Microfinance is a tool of economic development to provide loans to entrepreneurs, thus impacting their livelihoods and contributions to society. Microinsurance is a growing trend where participants in a microfinance agreement pay a small amount for health insurance coverage in the event of injury or illness. However, is there a way to encourage economic development while simultaneously advancing the health of society? This presentation explores the combination of public health interventions with economic development initiatives. By providing loans to entrepreneurs who design and implement community-health programs, microfinance generates a new level of economic and social development by promoting access to health knowledge and services.
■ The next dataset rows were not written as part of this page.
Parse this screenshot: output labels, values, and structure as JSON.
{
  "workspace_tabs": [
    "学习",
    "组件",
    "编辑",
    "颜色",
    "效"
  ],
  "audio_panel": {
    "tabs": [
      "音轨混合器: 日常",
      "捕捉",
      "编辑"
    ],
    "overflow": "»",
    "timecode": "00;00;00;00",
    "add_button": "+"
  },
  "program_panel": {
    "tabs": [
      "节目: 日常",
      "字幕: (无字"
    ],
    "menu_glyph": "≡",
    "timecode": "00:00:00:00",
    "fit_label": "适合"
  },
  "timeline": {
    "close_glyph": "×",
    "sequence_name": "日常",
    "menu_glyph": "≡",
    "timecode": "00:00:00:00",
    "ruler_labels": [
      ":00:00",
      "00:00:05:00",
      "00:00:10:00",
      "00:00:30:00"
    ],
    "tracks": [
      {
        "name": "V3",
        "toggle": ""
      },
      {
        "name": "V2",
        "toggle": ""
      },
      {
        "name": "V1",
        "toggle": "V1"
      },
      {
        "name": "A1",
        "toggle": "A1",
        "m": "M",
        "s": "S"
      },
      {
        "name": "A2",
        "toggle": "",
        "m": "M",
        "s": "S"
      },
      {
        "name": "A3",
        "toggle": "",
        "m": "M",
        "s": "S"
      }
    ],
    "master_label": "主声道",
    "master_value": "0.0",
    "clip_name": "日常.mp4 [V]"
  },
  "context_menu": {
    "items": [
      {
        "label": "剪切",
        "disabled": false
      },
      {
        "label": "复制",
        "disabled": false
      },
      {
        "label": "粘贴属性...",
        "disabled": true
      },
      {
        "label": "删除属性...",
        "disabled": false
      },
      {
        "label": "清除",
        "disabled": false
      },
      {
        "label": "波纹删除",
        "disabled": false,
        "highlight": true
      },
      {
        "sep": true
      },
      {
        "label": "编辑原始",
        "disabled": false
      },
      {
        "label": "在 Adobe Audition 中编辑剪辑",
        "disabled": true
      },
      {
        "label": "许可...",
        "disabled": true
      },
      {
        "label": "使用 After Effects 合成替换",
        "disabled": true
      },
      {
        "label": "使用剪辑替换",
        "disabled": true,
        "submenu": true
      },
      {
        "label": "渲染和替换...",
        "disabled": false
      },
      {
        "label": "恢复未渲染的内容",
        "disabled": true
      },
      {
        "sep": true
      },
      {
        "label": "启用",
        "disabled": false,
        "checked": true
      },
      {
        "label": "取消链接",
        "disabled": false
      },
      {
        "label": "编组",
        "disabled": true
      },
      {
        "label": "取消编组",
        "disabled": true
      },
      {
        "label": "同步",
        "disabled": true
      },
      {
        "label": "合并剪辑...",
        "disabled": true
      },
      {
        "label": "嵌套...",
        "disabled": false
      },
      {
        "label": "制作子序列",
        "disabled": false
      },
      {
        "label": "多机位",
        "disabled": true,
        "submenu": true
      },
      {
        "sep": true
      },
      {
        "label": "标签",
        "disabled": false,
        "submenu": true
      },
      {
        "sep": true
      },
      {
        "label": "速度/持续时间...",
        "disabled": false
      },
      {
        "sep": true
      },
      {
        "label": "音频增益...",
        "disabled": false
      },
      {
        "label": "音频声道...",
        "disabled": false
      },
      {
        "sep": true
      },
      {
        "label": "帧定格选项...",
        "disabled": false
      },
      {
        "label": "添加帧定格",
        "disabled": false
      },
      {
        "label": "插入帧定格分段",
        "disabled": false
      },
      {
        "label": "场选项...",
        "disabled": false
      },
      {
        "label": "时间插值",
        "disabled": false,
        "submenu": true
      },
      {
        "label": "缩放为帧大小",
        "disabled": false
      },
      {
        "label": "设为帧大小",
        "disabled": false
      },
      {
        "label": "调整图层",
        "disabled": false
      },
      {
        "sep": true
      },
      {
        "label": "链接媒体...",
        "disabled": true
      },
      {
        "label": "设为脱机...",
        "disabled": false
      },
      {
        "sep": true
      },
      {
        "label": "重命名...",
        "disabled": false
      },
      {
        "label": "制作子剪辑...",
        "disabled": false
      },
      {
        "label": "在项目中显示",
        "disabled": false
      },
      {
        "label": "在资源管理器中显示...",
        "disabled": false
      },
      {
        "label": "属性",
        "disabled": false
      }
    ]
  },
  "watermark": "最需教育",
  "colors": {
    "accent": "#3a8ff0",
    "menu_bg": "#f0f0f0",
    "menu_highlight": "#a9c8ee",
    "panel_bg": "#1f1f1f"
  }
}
Based on the World Health Organization and World Development Bank data, this investigation will use descriptive and analytic approaches to make recommendations for improving microfinance while encouraging health education to expand service industry jobs in developing countries.
|Presenter:||Ashley Greenman (Undergraduate Student)|
|Time:||11 am Session II|